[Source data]
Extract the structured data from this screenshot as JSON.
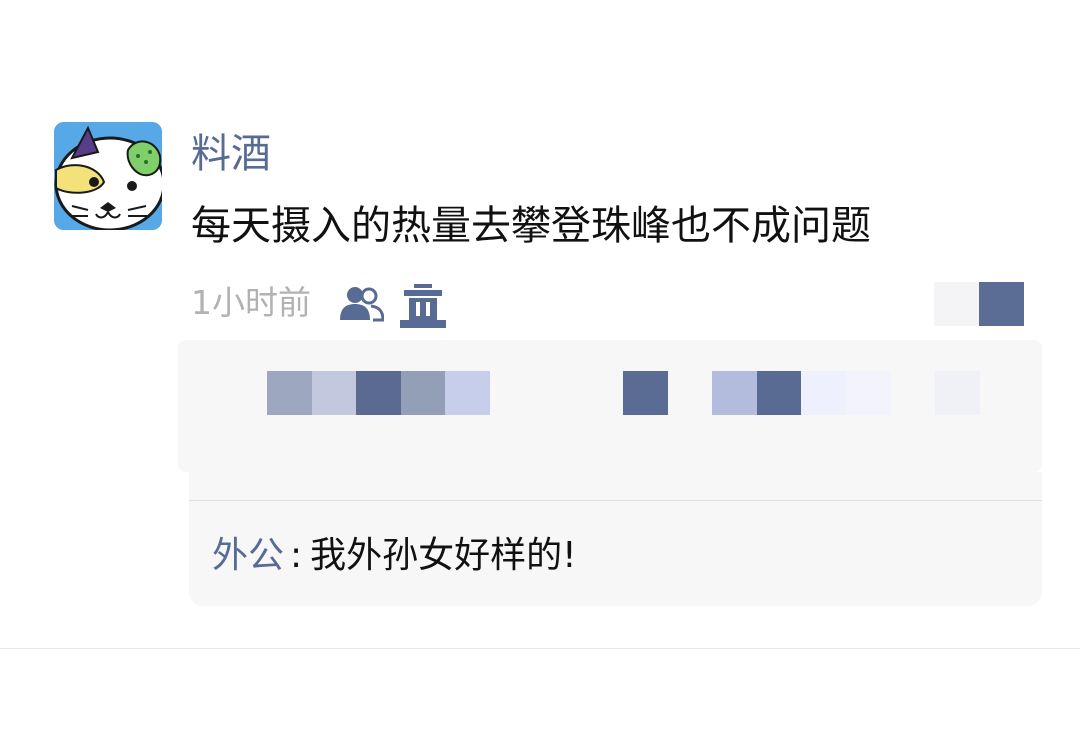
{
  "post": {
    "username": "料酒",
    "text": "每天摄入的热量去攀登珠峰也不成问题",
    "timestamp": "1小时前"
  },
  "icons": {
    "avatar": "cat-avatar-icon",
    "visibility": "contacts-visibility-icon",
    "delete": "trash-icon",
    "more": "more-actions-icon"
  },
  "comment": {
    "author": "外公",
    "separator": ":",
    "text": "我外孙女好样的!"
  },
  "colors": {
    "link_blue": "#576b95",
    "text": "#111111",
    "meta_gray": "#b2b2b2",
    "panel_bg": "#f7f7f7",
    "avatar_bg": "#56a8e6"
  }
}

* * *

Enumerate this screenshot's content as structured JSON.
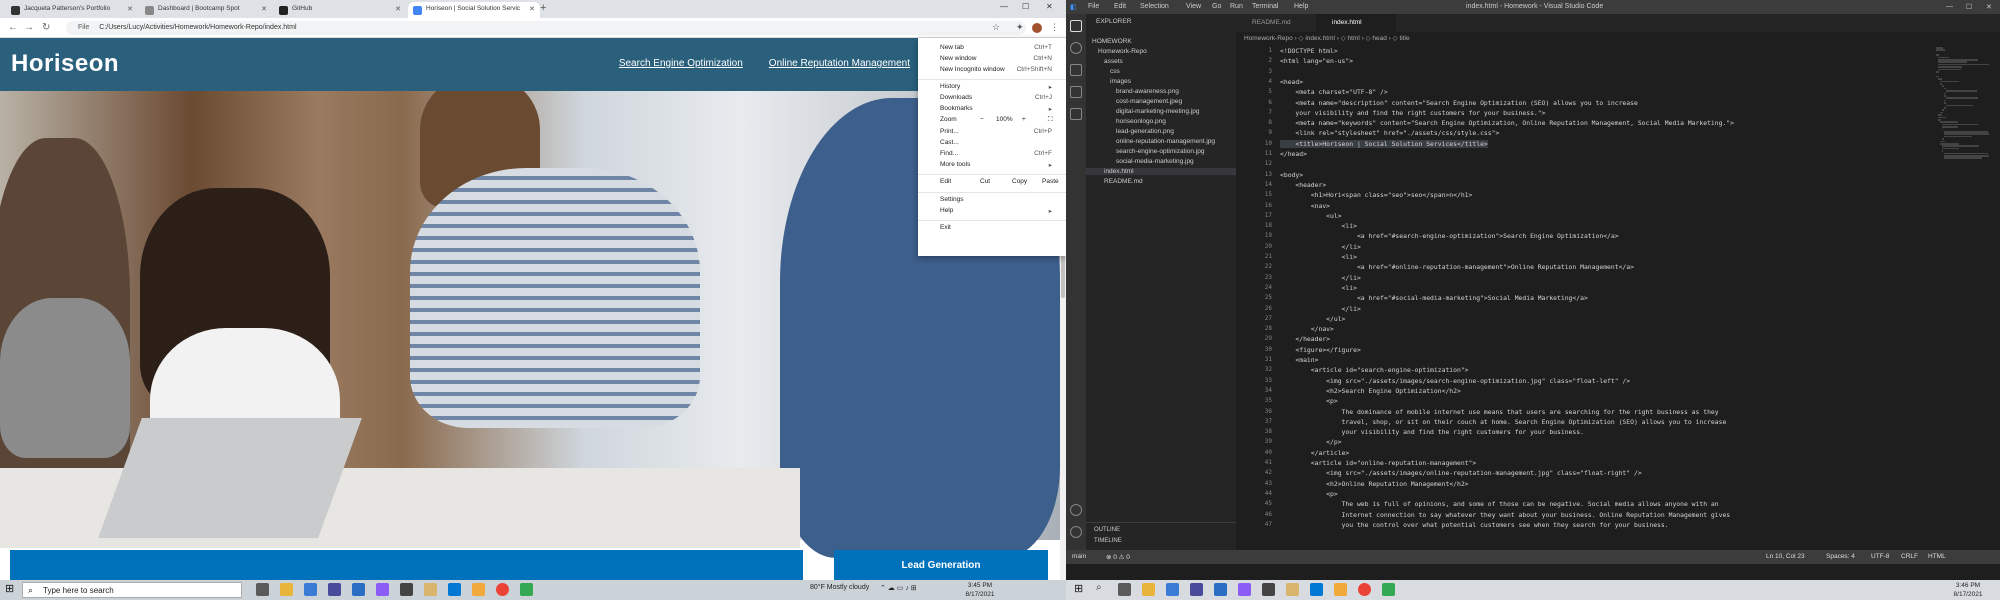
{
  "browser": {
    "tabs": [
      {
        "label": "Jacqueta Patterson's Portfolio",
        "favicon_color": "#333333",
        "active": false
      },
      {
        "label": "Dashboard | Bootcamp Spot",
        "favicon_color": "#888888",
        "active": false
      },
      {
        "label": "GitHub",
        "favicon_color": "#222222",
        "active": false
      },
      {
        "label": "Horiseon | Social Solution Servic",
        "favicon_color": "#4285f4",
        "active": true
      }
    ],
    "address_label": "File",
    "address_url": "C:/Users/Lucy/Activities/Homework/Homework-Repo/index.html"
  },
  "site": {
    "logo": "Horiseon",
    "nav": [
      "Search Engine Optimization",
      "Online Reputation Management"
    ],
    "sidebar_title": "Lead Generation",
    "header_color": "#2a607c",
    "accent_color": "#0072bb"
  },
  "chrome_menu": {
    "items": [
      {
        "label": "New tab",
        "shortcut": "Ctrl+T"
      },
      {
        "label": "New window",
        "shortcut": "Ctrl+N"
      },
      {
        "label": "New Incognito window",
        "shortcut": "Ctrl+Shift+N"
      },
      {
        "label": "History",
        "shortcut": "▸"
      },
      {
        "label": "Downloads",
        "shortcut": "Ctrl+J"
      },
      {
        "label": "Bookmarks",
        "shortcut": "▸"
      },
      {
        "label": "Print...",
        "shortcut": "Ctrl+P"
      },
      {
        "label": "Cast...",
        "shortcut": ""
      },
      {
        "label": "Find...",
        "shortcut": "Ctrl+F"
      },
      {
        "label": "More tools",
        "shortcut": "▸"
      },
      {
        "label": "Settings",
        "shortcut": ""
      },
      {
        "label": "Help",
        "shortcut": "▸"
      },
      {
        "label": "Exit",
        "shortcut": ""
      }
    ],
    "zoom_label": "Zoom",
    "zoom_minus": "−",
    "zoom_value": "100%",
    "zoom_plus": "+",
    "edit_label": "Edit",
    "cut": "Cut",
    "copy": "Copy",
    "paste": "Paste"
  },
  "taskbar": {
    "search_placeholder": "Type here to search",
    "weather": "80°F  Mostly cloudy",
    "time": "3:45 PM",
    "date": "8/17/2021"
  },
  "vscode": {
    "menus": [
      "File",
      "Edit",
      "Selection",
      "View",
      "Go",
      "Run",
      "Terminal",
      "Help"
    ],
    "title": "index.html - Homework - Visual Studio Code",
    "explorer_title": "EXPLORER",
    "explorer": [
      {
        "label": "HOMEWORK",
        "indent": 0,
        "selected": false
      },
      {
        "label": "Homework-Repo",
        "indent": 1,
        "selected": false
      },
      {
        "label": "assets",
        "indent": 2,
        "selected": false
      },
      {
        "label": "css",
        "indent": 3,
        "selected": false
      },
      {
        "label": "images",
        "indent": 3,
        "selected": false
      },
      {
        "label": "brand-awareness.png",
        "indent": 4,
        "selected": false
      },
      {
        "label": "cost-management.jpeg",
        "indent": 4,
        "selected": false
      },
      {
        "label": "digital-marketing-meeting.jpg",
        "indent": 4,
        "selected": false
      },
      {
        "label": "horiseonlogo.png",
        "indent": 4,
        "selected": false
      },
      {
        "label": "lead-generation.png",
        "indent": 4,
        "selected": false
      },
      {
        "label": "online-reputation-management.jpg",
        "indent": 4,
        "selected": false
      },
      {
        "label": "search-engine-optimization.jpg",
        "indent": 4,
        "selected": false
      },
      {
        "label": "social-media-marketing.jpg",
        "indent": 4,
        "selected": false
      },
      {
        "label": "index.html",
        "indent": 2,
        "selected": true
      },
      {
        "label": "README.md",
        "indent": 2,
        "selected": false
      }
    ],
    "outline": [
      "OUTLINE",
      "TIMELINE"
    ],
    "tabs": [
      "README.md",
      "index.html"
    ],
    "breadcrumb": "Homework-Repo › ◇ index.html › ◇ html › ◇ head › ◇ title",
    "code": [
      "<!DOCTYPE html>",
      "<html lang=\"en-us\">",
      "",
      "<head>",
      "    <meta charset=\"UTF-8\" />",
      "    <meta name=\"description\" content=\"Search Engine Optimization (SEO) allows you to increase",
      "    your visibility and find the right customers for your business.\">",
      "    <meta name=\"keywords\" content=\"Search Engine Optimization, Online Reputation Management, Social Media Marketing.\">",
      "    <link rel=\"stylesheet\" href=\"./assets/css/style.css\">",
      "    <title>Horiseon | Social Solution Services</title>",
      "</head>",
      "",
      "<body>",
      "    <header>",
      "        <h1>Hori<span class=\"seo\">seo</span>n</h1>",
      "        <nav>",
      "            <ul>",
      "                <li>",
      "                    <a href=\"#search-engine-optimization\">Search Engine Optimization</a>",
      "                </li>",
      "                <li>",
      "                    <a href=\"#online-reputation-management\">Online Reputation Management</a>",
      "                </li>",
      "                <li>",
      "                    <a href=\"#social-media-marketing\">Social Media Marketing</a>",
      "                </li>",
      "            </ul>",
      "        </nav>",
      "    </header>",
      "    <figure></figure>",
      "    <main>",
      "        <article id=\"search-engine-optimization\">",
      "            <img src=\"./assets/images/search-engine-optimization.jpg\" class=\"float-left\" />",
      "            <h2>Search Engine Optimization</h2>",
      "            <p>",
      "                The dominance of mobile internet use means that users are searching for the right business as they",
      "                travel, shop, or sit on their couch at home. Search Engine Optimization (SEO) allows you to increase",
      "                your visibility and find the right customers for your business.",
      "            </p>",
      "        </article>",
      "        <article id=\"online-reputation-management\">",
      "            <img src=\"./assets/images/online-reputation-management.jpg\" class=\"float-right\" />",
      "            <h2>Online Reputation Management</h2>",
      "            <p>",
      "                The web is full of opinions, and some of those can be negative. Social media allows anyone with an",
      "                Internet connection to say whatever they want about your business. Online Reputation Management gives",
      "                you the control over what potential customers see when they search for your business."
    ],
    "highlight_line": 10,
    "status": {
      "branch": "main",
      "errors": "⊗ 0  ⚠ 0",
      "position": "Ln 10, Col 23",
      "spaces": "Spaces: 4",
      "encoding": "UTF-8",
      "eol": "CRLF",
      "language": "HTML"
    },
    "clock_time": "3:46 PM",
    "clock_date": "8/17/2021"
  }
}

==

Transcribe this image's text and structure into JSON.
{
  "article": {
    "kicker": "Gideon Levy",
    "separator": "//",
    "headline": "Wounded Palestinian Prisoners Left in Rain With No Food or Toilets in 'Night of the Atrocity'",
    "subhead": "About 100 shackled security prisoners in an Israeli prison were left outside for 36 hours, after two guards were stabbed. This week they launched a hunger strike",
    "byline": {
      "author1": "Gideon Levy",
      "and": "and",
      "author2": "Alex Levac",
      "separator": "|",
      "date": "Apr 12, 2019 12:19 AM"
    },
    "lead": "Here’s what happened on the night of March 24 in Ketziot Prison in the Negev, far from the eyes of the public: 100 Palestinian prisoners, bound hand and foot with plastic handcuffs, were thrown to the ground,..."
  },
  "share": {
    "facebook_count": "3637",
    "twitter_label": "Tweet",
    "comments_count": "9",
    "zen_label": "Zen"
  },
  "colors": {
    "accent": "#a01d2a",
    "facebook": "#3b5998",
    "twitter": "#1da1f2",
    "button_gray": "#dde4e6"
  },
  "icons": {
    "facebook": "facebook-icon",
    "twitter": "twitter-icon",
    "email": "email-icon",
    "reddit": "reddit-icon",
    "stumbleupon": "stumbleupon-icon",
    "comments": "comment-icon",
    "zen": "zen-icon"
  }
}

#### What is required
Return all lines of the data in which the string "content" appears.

#### Task output
Enumerate this screenshot's content as structured JSON.
      "    <meta name=\"description\" content=\"Search Engine Optimization (SEO) allows you to increase",
      "    <meta name=\"keywords\" content=\"Search Engine Optimization, Online Reputation Management, Social Media Marketing.\">",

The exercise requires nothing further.